The subject is ten.
Think of a blast off, a glorious rocket counting down 10, 9, 8 . . .
but on the flip side. Starting from one.
Counting up
birthdays or anniversaries. Moments
of joyous elation. Or like the commandments,
insisting: thou shalt.

And what shall we think at ten?

Memories.  We’ve never literally known midnight oil.
But a computer crashing in the night is not an unheard
sound. Countless
nights spent
not in the arms of a passionate love but
a laser printer, a computer network, or
an article from a mind thought-spent with weariness.
Or a design –
perfect symmetry from eyes too tired to see.

I remember the night, Ken and I traveled down
to the post office
at 2 AM. The car bursting with announcements to be mailed.
Each one carried a letter, a stamp and a dream.

There have been moments . . .
The first issue arrived in San Francisco, 1985, PMA
where PMA doesn’t go anymore.
Young men on the make,  The awards,
the first sale, the first million.  The first speech.

The good and the bad, the agony and the ecstasy.
Ken and I we made a solemn vow: Our lives, our fortunes and
Our sacred honor or, at least, a commitment to create something
where nothing was before.

Now ten.  Approaching gangly adolescence.  Formed
fully, yet not complete.  Not unlike a child though, it yearns to free
itself.  It grows too big to be possessed, even by those who dreamt it into
existence.  Now, so many
employees, readers, stakeholders the consultants say,
“A mind of its own.”
Potential that will not be denied.
So we surrender control unto incipient adulthood.

I remember Hunts Point.  A desk.  A pencil.
A piece of paper big enough to hold the largest
dream.  It was a start.
But now, so many dreams inhabit in every issue: It finds its
own subject, it commands us to march.
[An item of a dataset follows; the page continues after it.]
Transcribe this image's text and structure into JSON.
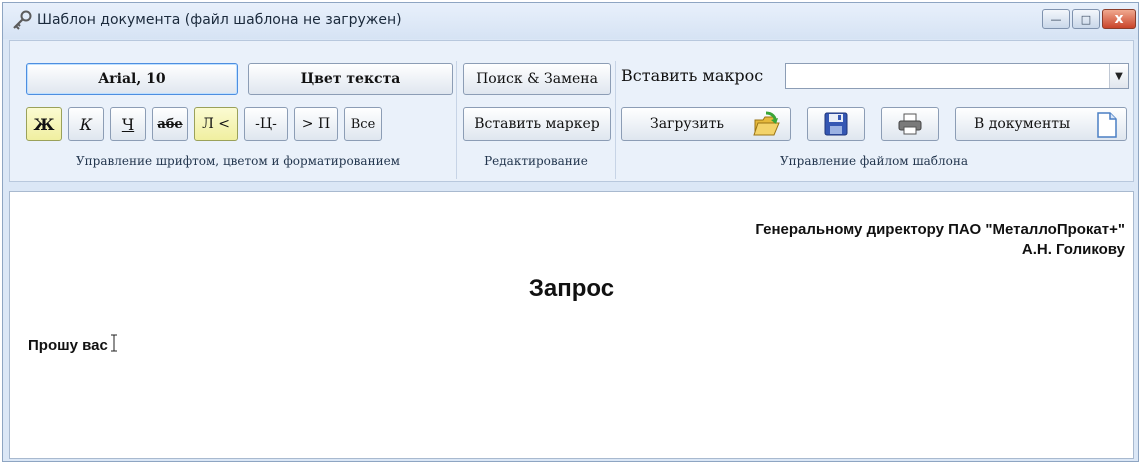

But where? At ten the search
begins.  To realize the potential.
To dream dreams never
at the creation.

Ten Hebrew men are required
to say a prayer
before the Ark.

So, perhaps, with our ten years,
our prayer will be heard:

Humble appreciation:
The glory of every

Hopeful exaltation:
Tomorrows worthy of our

by Jim Prevor